─── Data supplied
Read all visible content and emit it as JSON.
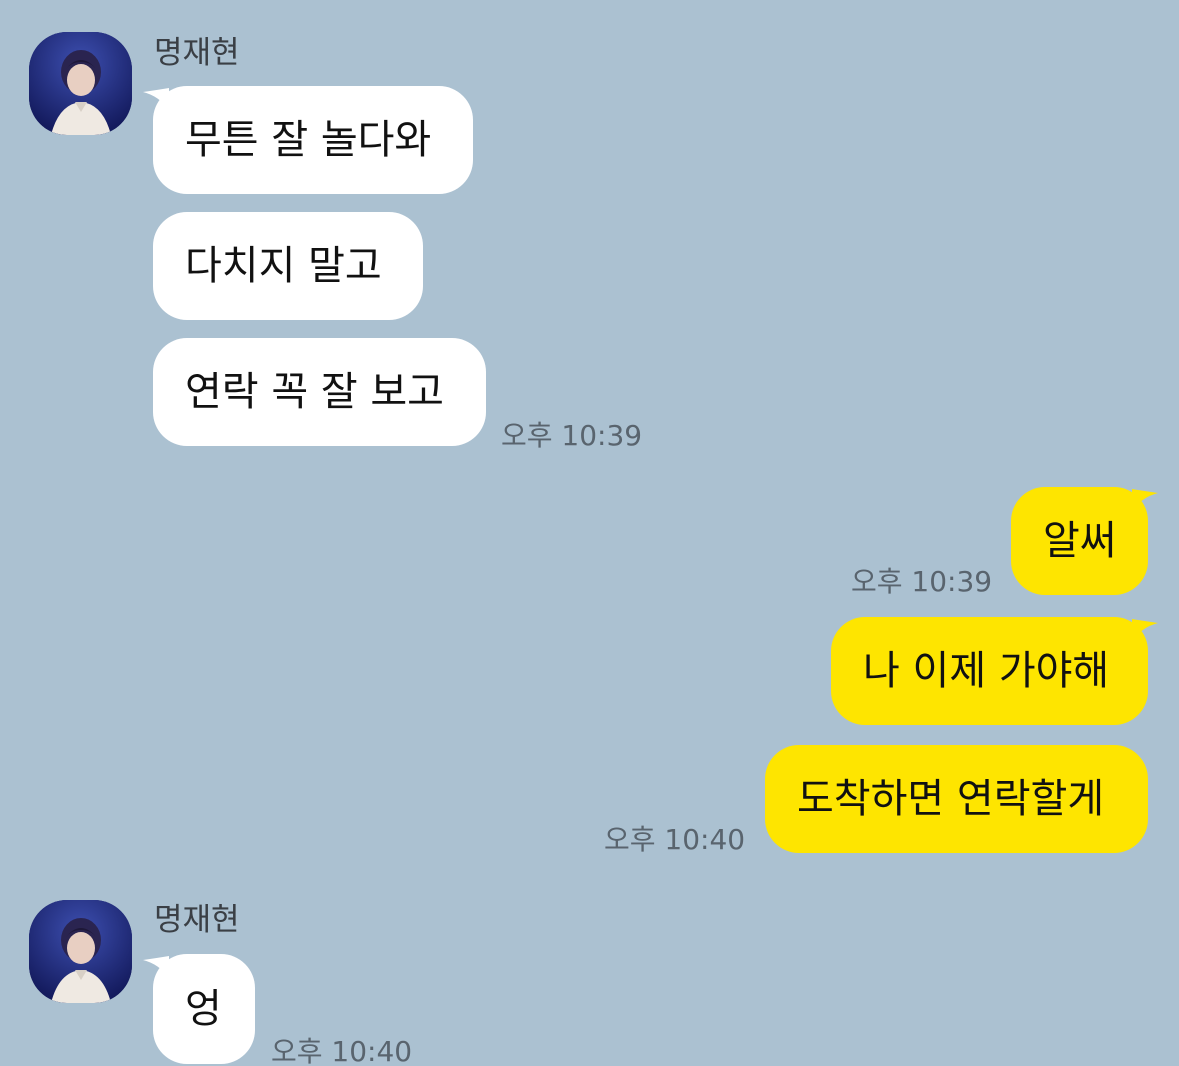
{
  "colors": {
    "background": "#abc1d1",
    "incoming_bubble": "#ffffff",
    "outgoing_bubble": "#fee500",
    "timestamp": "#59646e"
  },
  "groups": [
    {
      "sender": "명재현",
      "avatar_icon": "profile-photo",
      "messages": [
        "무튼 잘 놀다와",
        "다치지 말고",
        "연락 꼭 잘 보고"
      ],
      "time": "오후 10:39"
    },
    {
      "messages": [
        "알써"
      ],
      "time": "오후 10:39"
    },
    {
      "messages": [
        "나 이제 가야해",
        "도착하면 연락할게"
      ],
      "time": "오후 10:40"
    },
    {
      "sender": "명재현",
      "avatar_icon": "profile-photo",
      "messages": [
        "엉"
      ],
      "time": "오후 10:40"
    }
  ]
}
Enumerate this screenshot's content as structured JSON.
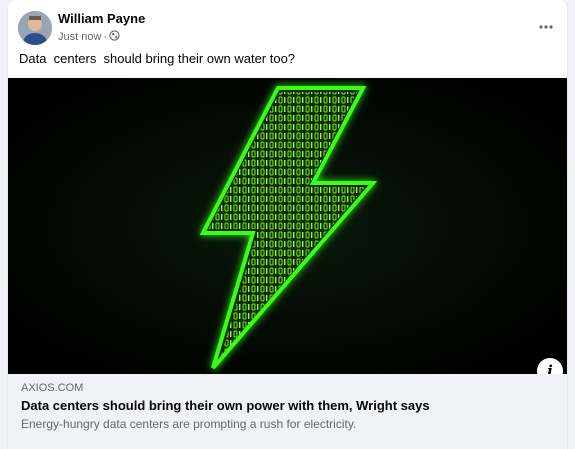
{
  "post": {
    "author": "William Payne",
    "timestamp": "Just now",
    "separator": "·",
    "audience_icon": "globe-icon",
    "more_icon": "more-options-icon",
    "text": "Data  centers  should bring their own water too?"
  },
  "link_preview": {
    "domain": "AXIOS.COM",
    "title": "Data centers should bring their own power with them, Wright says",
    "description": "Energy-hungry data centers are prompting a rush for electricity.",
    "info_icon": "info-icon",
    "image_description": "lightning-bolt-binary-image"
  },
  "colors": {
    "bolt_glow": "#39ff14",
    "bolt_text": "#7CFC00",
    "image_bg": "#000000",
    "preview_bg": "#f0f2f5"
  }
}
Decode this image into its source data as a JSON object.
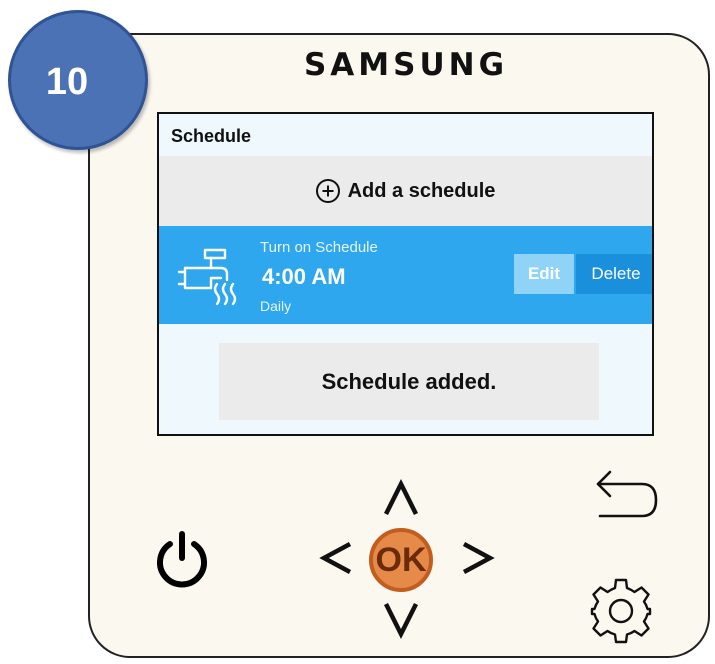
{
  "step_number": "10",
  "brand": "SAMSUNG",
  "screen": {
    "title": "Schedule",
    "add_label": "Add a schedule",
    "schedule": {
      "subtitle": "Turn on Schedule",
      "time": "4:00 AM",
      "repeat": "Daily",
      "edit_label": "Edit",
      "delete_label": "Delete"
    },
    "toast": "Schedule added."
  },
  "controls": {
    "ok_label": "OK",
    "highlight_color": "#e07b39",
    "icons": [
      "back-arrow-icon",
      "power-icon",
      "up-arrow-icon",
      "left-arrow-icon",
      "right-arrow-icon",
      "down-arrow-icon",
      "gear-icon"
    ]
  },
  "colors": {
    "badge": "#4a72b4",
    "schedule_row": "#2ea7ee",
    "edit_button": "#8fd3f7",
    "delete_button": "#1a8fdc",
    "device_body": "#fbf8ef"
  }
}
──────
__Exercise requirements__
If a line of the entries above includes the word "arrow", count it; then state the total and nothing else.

__Output for this exercise__
5